LOCKPORT – The Niagara County Legislature is expected to vote March 3 to come up with an additional $150,000 to refresh the county’s wiped-out road salt budget.

Michael F. Tracy, deputy public works superintendent for highways, said the brutal winter has exhausted his entire $275,000 salt allocation in less than two months.

Also, he said, one of the major factors has been a 27 percent price increase in November by the county’s salt dealer, American Rock Salt.

“They went from $34 a ton to about $50 a ton for road salt,” Tracy said. “We usually buy between 5,200 and 7.200 tons per year, depending on the severity of the winter, and right now we’re at 5,500, so we’re not that far out from where we would normally be. But it’s just been unprecedented.”

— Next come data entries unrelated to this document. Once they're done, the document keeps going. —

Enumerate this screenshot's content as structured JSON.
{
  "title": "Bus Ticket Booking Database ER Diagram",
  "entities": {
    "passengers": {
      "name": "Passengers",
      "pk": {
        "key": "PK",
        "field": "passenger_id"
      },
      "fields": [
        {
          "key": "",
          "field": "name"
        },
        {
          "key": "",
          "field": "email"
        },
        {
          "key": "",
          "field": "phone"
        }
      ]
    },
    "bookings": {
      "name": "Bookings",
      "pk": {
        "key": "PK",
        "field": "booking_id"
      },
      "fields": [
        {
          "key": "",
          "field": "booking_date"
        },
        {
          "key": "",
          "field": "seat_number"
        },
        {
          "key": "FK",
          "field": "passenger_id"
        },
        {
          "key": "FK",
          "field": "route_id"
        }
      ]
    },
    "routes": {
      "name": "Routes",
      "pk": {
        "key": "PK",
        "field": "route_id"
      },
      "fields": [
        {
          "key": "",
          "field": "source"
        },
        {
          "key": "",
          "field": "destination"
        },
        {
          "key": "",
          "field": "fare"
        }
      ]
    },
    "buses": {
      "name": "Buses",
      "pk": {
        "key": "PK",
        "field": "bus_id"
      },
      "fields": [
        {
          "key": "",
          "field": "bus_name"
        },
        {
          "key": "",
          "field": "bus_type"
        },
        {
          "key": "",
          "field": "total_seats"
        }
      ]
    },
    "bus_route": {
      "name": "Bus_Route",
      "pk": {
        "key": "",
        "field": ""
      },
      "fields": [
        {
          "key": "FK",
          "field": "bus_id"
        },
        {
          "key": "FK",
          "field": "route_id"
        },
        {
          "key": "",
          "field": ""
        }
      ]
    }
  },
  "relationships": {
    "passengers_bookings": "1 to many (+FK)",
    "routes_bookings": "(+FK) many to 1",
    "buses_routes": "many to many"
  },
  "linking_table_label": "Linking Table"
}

“The intense weather we’re having is coming home to roost,” Public Works Commissioner Kevin P. O’Brien told the Legislature’s Public Works Committee last week. “We’re using a tremendous amount of salt.”

Tracy said the county started the winter with about 1,000 tons of salt left over from last winter, and as of Friday, something between 200 and 400 tons was on hand.

“These little 1-inch or 2-inch snowfalls are actually more costly then a 4-, 5- or 6-inch snowfall, when it comes to salt usage.” Tracy said.

There’s a lot of salt piled up in the snow on county roads, waiting for slightly warmer temperatures. “Salt will work in the sunshine down to about 10 degrees or so,” Tracy said. “The minute the sun goes down, you’re frozen again. If you get below zero, basically the salt you’re putting on the street today is serving as a grit.”

The $150,000 being added to the budget, which is coming from the surplus in the county road fund, should get the county through the winter and leave a salt supply for next winter. “I’ve got to think what I’m going to need for this fall, and it’s a crapshoot,” Tracy said.

As for overtime, Tracy said he has used up about half of his $70,000 overtime budget for the year.

“No matter what, I’ll have enough to get through spring,” Tracy predicted. He said that he uses some overtime on paving jobs during the summer but that nothing can compare with winter.

In other road-related matters, the Public Works Committee approved a $782,340 contract with Mark Cerrone Inc. of Niagara Falls to replace the Youngstown-Wilson Road Bridge over Six Mile Creek in Porter. It was the lower of two bidders.

email: tprohaska@buffnews,com